• What the exercise asks
Give back each line of the listing below that contains the string "kunt".

• Records for processing
____________________
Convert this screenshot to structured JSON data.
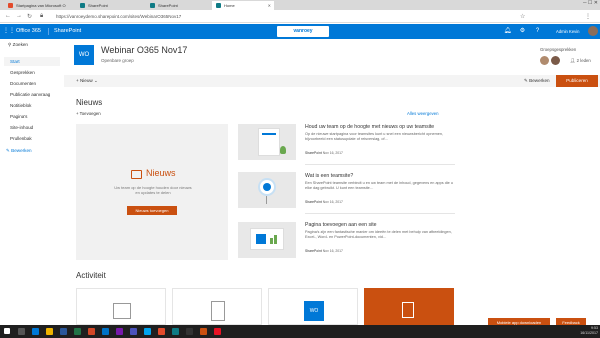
{
  "browser": {
    "tabs": [
      {
        "label": "Startpagina van Microsoft O",
        "color": "#e34a2b"
      },
      {
        "label": "SharePoint",
        "color": "#0f7b85"
      },
      {
        "label": "SharePoint",
        "color": "#0f7b85"
      },
      {
        "label": "Home",
        "color": "#0f7b85"
      }
    ],
    "url": "https://vanroeydemo.sharepoint.com/sites/WebinarO365Nov17"
  },
  "suite": {
    "office": "Office 365",
    "app": "SharePoint",
    "logo": "vanroey",
    "user": "Admin Kevin"
  },
  "nav": {
    "search": "Zoeken",
    "items": [
      "Start",
      "Gesprekken",
      "Documenten",
      "Publicatie aanvraag",
      "Notitieblok",
      "Pagina's",
      "Site-inhoud",
      "Prullenbak"
    ],
    "edit": "Bewerken"
  },
  "site": {
    "initials": "WO",
    "title": "Webinar O365 Nov17",
    "subtitle": "Openbare groep",
    "members_label": "Groepsgesprekken",
    "follow": "2 leden"
  },
  "cmd": {
    "new": "Nieuw",
    "edit": "Bewerken",
    "publish": "Publiceren"
  },
  "news": {
    "title": "Nieuws",
    "add": "Toevoegen",
    "hero_title": "Nieuws",
    "hero_text": "Uw team op de hoogte houden door nieuws en updates te delen",
    "hero_button": "Nieuws toevoegen",
    "items": [
      {
        "title": "Houd uw team op de hoogte met nieuws op uw teamsite",
        "body": "Op de nieuwe startpagina voor teamsites kunt u snel een nieuwsbericht opnemen, bijvoorbeeld een statusupdate of reisverslag, of…",
        "author": "SharePoint",
        "date": "Nov 16, 2017"
      },
      {
        "title": "Wat is een teamsite?",
        "body": "Een SharePoint teamsite verbindt u en uw team met de inhoud, gegevens en apps die u elke dag gebruikt. U kunt een teamsite…",
        "author": "SharePoint",
        "date": "Nov 16, 2017"
      },
      {
        "title": "Pagina toevoegen aan een site",
        "body": "Pagina's zijn een fantastische manier om ideeën te delen met behulp van afbeeldingen, Excel-, Word- en PowerPoint-documenten, vid…",
        "author": "SharePoint",
        "date": "Nov 16, 2017"
      }
    ],
    "see_all": "Alles weergeven"
  },
  "activity": {
    "title": "Activiteit",
    "card3_initials": "WO"
  },
  "feedback": {
    "mobile": "Mobiele app downloaden",
    "feedback": "Feedback"
  },
  "clock": {
    "time": "9:53",
    "date": "16/11/2017"
  },
  "colors": {
    "suite": "#0078d7",
    "accent": "#ca5010"
  }
}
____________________
• Task solution
        "body": "Op de nieuwe startpagina voor teamsites kunt u snel een nieuwsbericht opnemen, bijvoorbeeld een statusupdate of reisverslag, of…",
        "body": "Een SharePoint teamsite verbindt u en uw team met de inhoud, gegevens en apps die u elke dag gebruikt. U kunt een teamsite…",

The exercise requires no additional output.